[Available data]

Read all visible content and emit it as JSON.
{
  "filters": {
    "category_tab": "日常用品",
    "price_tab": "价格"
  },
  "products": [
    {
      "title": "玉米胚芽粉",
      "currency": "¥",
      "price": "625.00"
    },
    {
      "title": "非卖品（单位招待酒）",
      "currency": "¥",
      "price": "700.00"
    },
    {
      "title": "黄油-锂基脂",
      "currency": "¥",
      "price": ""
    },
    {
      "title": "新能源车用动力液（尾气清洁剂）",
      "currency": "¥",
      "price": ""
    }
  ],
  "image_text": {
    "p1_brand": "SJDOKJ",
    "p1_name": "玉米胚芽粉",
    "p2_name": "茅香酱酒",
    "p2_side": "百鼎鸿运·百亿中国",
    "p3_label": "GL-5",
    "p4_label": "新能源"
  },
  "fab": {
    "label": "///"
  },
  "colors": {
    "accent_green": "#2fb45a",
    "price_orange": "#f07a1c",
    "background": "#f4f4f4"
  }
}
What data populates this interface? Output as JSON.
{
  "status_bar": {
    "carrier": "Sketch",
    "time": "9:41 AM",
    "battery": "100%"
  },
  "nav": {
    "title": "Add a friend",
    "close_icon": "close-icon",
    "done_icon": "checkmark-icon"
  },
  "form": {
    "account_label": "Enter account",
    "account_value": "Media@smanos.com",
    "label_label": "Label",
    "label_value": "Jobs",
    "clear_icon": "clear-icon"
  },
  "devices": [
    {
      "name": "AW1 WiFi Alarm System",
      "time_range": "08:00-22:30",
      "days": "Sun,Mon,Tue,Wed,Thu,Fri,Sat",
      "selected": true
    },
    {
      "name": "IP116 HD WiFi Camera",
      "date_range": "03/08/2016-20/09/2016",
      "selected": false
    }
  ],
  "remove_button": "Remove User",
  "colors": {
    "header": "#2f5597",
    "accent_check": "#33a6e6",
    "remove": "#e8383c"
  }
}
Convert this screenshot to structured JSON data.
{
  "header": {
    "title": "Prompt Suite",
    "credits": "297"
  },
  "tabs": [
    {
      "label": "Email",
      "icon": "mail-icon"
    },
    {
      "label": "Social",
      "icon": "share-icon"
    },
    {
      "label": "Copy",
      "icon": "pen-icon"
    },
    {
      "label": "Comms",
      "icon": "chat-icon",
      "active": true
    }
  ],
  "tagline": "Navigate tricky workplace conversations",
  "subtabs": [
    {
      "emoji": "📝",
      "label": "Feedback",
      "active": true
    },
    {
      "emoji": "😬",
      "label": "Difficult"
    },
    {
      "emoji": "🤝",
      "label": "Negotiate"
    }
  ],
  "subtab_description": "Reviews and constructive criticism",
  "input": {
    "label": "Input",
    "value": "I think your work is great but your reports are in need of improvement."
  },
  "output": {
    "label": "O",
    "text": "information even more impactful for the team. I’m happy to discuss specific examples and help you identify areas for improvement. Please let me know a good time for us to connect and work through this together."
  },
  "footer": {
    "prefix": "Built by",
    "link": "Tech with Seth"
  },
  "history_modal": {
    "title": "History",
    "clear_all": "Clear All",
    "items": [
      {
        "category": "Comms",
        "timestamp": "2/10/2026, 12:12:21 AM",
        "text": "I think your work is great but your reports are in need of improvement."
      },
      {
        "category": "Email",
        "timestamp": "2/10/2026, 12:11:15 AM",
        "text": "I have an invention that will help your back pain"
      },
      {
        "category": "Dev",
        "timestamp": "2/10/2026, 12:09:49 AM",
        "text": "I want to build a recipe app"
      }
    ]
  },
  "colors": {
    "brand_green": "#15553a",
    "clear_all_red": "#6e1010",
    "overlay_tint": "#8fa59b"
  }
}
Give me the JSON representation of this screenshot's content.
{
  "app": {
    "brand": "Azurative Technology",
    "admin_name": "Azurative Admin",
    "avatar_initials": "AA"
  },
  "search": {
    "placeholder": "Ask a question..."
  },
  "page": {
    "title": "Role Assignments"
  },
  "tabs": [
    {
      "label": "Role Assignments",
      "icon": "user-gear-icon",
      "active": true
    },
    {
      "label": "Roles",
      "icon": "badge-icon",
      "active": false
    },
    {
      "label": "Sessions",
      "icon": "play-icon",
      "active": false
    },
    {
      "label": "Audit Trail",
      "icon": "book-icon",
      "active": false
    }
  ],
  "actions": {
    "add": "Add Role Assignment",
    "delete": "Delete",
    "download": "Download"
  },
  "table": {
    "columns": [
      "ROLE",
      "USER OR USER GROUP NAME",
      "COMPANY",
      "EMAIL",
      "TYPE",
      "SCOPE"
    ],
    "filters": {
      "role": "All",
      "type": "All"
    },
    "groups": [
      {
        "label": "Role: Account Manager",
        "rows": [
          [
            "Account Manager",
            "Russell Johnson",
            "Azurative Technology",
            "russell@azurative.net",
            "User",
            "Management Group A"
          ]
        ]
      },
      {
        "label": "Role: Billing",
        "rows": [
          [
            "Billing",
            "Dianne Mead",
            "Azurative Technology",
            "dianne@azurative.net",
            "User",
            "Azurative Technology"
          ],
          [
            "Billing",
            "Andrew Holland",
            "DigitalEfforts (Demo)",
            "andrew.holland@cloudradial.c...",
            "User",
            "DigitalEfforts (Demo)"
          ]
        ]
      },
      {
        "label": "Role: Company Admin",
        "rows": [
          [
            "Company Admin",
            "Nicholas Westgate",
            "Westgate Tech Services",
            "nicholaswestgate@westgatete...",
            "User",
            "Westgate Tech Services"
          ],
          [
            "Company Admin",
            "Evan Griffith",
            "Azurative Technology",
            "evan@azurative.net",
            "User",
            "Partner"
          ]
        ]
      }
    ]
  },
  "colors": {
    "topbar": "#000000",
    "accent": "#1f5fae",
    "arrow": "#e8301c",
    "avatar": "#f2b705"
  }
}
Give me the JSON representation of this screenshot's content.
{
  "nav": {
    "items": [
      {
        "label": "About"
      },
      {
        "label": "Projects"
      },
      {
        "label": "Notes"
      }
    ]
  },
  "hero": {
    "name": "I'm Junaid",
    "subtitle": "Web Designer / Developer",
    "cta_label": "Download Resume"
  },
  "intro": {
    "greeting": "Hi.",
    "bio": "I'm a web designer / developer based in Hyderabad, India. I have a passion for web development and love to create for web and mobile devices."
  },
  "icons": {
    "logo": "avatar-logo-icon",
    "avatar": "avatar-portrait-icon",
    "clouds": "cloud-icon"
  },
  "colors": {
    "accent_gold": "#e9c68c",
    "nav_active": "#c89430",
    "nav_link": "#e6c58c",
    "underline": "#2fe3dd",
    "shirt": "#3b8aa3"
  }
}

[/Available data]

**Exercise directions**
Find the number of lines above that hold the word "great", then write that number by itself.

**Solved problem**
2